Even though Timbleweed Park was released in March, the game continues to get substantial updates. It's not DLC, either, but meaningful responses to feedback.
As someone who spent their youth plucking away at obscure puzzles in games like Monkey Island and Sam & Max, there was every reason to think Thimbleweed Park, derived from the same mind responsible for some of my old favorites, was made just for me. In reality, though, it proved to be an utterly charming but often frustrating experience, as I found myself relying on a walkthrough to see things through. Back in May, I both excused and lamented my decision to use a walkthrough; what I really wanted was a built-in hint system for the game:
"Clearly, I'm not above looking for help, but Thimbleweed Park doesn't help its case by having a binary choice when it comes to choosing a difficulty. The game does have an option to throw out most of the puzzles, but that's not what I want to do! I just want the game to give me a small, vague hint. In one of my favorite puzzlers, The Room, you can ask for multiple hints before it outright tells you what to do next. I'd love if there was something similar, so the game could meet me halfway."
After publishing that story, I heard from the game's developers, who were curious about my reaction. The game's easier mode, which strips Thimbleweed Park of its most troublesome puzzles, was supposed to be for me. But as I explained to them, I didn't want a story-only mode, I was looking for a crutch to lean on when I'd become exasperated. In a world of limited time, I wanted to keep moving. A younger Patrick would be shaking their head, but you don't have a kid, bucko.
Months later, the game now has a hint system.
"I know this will cause the hardcore adventure gamer's blood to boil (as it does mine)," wrote designer Ron Gilbert in a blog post earlier this week, "but the lack of hints was widely criticized by some of the more casual press."
Next E3, I'll have to think about registering as casual press! (I'm kidding, Ron.)

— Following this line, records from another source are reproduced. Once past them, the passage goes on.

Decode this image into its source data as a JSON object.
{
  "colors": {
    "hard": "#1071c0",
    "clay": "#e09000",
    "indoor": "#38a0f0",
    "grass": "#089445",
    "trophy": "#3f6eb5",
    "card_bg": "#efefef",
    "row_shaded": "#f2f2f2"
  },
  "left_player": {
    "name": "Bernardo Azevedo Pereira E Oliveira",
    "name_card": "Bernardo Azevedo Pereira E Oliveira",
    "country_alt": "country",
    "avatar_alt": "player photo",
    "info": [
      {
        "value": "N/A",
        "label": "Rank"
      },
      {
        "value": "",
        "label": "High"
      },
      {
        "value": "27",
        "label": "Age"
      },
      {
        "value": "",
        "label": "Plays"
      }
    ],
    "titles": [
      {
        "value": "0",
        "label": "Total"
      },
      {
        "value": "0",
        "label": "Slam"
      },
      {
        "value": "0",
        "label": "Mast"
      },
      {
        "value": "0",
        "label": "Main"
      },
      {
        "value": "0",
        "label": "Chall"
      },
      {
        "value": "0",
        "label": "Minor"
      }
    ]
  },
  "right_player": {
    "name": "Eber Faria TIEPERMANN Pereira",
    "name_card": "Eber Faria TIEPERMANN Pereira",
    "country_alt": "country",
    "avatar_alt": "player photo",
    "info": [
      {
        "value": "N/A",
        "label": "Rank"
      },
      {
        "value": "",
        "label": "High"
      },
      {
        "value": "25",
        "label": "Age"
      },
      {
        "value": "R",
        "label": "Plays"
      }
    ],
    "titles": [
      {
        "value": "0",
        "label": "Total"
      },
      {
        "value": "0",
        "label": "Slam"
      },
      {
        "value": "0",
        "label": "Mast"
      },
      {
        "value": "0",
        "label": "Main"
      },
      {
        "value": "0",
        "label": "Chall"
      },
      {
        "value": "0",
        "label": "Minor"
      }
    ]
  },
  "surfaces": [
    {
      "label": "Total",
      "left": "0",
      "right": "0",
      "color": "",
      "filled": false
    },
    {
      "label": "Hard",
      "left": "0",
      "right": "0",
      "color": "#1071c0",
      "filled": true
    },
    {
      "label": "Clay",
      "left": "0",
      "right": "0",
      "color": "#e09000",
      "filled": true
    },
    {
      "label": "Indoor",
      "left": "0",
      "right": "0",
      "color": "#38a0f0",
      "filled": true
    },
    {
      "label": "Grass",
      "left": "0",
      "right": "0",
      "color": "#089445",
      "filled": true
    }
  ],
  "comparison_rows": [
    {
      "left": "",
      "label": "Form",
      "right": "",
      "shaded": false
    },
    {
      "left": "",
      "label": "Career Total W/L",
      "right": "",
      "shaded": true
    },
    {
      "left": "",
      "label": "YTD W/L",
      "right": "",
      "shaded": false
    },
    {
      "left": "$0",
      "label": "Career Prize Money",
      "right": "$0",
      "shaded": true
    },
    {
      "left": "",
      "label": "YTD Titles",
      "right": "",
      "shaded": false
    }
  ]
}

Jokes aside, it's interesting to see how Gilbert and company arrived at their hint system, which appears to have come with plenty of internal protest over whether to design it at all. The team originally built something called the HintTron 3000, an item that would allow you to combine it with any item in the game world and receive a contextual hint. The problem? If players were lost to the point of utter confusion—like I often was—they may not know what item to look at.
Thimbleweed Park isn't enormous, but compared to the adventure games it builds on from the LucasArts days, it's sprawling. This was often my hangup with the game. While I appreciated the ability to tour so many places at once, the combination of context-specific characters and endless exploration options left me paralyzed. I'd have been the HintTron 3000 player they feared.
Gilbert settled on the solution I used back in the day for games like Tex Murphy: a hint line. In this case, you're not actually calling a person on the phone, but using Thimbleweed Park's in-game phone system to ask the HintTron 3000 for pointers.
"Calling the phone provides some natural friction, in that you'd have to get to a phone (or switch to whoever had the cell phone) and make a call and trip down a hint tree," said Gilbert. "The advantage we had over a true 80s hint line was that we know the context of where you are in the game, so the hint line can be smart and focus down to hints we know you might needed, and ignore spoilers and other distractions."
If you're worried about getting weak in the knees during a particularly nasty puzzle, it's possible to turn the hint system off entirely. And if you've already put some hours into the game, the hint system can be applied to your existing save, though it might be a little wonky.
Though I've already finished Thimbleweed Park, due to a walkthrough, I'm pleased future players will have a chance to play (and finish) a game that I ultimately had a great time with. It might have been more satisfying to play with the new hint system, but thankfully, the story and characters were more than enough to carry me to the finish line. If you're curious, definitely give it a try.